When it came to buying their children new jeans and trendy tops, parents held the line: They focused on basics at discounters and waited for the best deals, resulting in weak August sales at many stores. That’s a bad sign for the holiday season as families may be just as cautious with their gift-giving.
Even lower gas prices may not offer retailers much relief in the months ahead as shoppers are still seeing personal incomes fall and food prices remain high. In fact, Wal-Mart Stores Inc., the world’s largest retailer, as well as warehouse club operators such as Costco Wholesale Corp. remain among the few bright spots as shoppers focus on the lowest prices.
“Consumers are feeling pressured economically,” said Stifel Nicolaus & Co. analyst Richard Jaffe. But he added that what’s also hurt the back-to-school business is the lack of new trends to excite teens.
“What you have in your closet is certainly adequate. And that’s not satisfying for retailers and teens,” he added. “The fear is that they stay in flip-flops.”
Ken Perkins, president of research company RetailMetrics LLC, agreed that shoppers remain focused on price. “I don’t see anything changing anytime soon. Parents are still going to buy for Christmas, but it is definitely going to be less than last year.”

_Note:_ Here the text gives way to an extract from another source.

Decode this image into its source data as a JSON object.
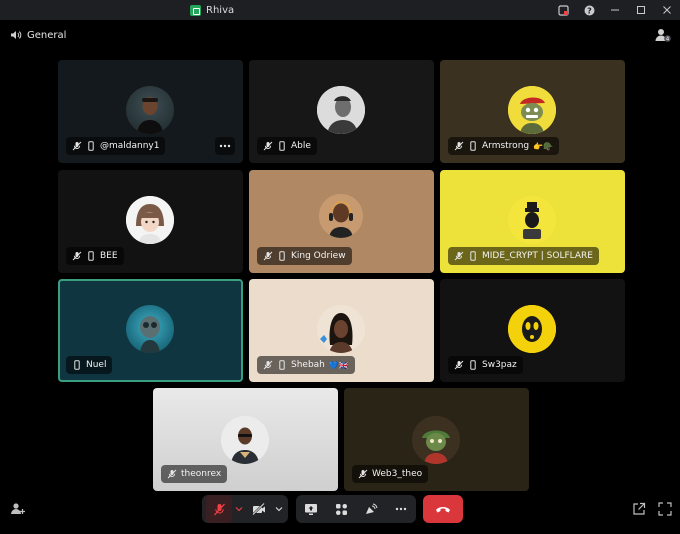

As retailers reported their sales results Thursday, most mall-based apparel stores turned in sluggish results. Teen retailers that fared poorly included Wet Seal Inc., Abercrombie & Fitch Co. and American Eagle Outfitters Inc. And high-end retailers Saks Inc. and Nordstrom Inc. posted weaker results as their affluent customers start to feel pinched.
The International Council of Shopping Centers-UBS sales tally rose 1.7 percent in August, below the 2 percent forecast. Excluding Wal-Mart, the results were flat with a year ago. Last month’s pace was below the 2.3 percent average since the beginning of the industry’s fiscal year in February. The tally is based on same-store sales, or sales at stores opened at least a year, and are a key indicator of a retailer’s health.

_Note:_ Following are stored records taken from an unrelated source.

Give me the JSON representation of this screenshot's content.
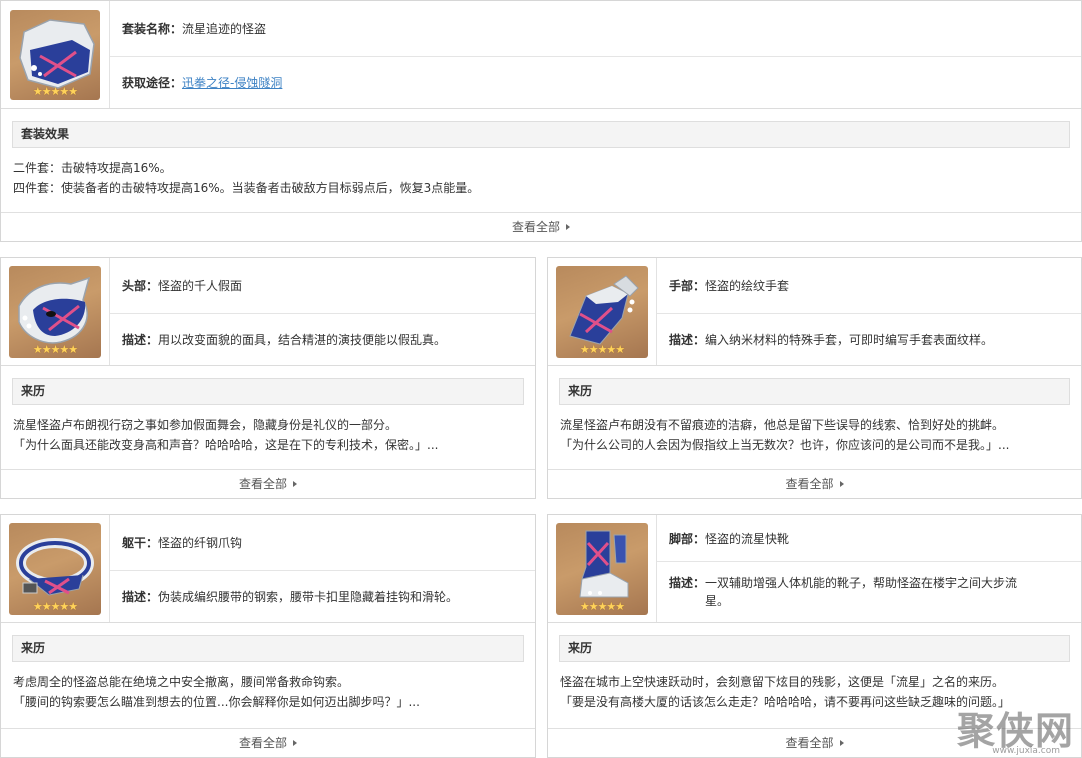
{
  "set": {
    "name_label": "套装名称：",
    "name": "流星追迹的怪盗",
    "source_label": "获取途径：",
    "source_link": "迅拳之径-侵蚀隧洞",
    "effect_title": "套装效果",
    "effect_lines": [
      "二件套：击破特攻提高16%。",
      "四件套：使装备者的击破特攻提高16%。当装备者击破敌方目标弱点后，恢复3点能量。"
    ],
    "more": "查看全部",
    "stars": "★★★★★"
  },
  "pieces": {
    "head": {
      "slot_label": "头部：",
      "name": "怪盗的千人假面",
      "desc_label": "描述：",
      "desc": "用以改变面貌的面具，结合精湛的演技便能以假乱真。",
      "story_title": "来历",
      "story_lines": [
        "流星怪盗卢布朗视行窃之事如参加假面舞会，隐藏身份是礼仪的一部分。",
        "「为什么面具还能改变身高和声音？哈哈哈哈，这是在下的专利技术，保密。」..."
      ],
      "more": "查看全部",
      "stars": "★★★★★"
    },
    "hands": {
      "slot_label": "手部：",
      "name": "怪盗的绘纹手套",
      "desc_label": "描述：",
      "desc": "编入纳米材料的特殊手套，可即时编写手套表面纹样。",
      "story_title": "来历",
      "story_lines": [
        "流星怪盗卢布朗没有不留痕迹的洁癖，他总是留下些误导的线索、恰到好处的挑衅。",
        "「为什么公司的人会因为假指纹上当无数次？也许，你应该问的是公司而不是我。」..."
      ],
      "more": "查看全部",
      "stars": "★★★★★"
    },
    "body": {
      "slot_label": "躯干：",
      "name": "怪盗的纤钢爪钩",
      "desc_label": "描述：",
      "desc": "伪装成编织腰带的钢索，腰带卡扣里隐藏着挂钩和滑轮。",
      "story_title": "来历",
      "story_lines": [
        "考虑周全的怪盗总能在绝境之中安全撤离，腰间常备救命钩索。",
        "「腰间的钩索要怎么瞄准到想去的位置...你会解释你是如何迈出脚步吗？」..."
      ],
      "more": "查看全部",
      "stars": "★★★★★"
    },
    "feet": {
      "slot_label": "脚部：",
      "name": "怪盗的流星快靴",
      "desc_label": "描述：",
      "desc_lines": [
        "一双辅助增强人体机能的靴子，帮助怪盗在楼宇之间大步流",
        "星。"
      ],
      "story_title": "来历",
      "story_lines": [
        "怪盗在城市上空快速跃动时，会刻意留下炫目的残影，这便是「流星」之名的来历。",
        "「要是没有高楼大厦的话该怎么走走？哈哈哈哈，请不要再问这些缺乏趣味的问题。」"
      ],
      "more": "查看全部",
      "stars": "★★★★★"
    }
  },
  "watermark": {
    "text": "聚侠网",
    "url": "www.juxia.com"
  },
  "colors": {
    "link": "#3d82c4",
    "thumb_bg": "#c99b6a",
    "star": "#ffd35a",
    "mask_blue": "#2a3f9a",
    "accent_pink": "#e0508a"
  }
}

A report from the Labor Department offered more evidence of the weaker job market, a bad sign for consumer spending. The number of workers seeking unemployment benefits jumped unexpectedly last week, reversing three weeks of declines.
Such reports aren’t comforting to retailers as they prepare for the critical holiday season. Many had entered the fall season with inventories well below their levels a year ago, but that backfired at several stores including TJX Cos., Wet Seal Inc. and Bon-Ton Stores Inc. All three were hurt by having too little clearance merchandise, cutting into sales to bargain-hunting consumers.
One encouraging factor is that Hurricane Gustav, which hit the Gulf Coast on Monday, wasn’t as bad as analysts feared — and that sent oil prices even lower. Gas prices have fallen from more than $4 a gallon to a national average of $3.678 on Wednesday, but remain well above the year-ago figure of $2.792, according to AAA and the Oil Price Information Service.
Still, Michael P. Niemira, chief economist at the ICSC, thinks that gas prices will have to fall to $3 per gallon or below before shoppers will increase their spending. And even then, Americans face other economic worries such as slowing personal income, higher food prices and a slumping housing market.
“The fall in oil prices is a bit of good news, but we need to see more positive economic news,” Niemira said. Oil prices, too, remain volatile. Retailers are now preparing for the next series of tropical storms, which could send oil prices back up.
Helped by sales of groceries and back-to-school products, Wal-Mart reported a solid 3 percent gain in same-store sales. Analysts surveyed by Thomson Reuters had expected a 1.6 percent increase. Including fuel, same-store sales rose 3.5 percent.
Wal-Mart added that as with all seasonal events, customers are waiting longer to do their shopping and said that with more schools opening later this year, overall business picked up at the end of the month.
Rival Target Corp.’s same-store sales fell 2.1 percent, though that was better than the 2.6 percent decline expected. Target also said in a pre-recorded call that back-to-school sales picked up speed late in the month. The cheap chic discounter hasn’t fared as well as Wal-Mart in the weak economy as Target heavily emphasizes nonessentials such as home furnishings and trendy jeans.
Most mall-based apparel store chains that cater to young shoppers struggled.
Limited Brands, the operator of Victoria’s Secret and Bath & Body Works, suffered a 7 percent drop in same-store sales, mostly in line with the 6.9 percent decline estimated.
Abercrombie & Fitch’s 11 percent drop was worse than the 7.9 percent expected. Wet Seal recorded an 8.7 percent drop, steeper than the 7.5 percent forecast.
But Pacific Sunwear of California Inc.’s same-store sales fell 6 percent; Wall Street had expected a 8.8 percent decline. And on Wednesday, American Eagle reported a 5 percent dip in same-store sales, not as steep as the 6.5 percent decline expected.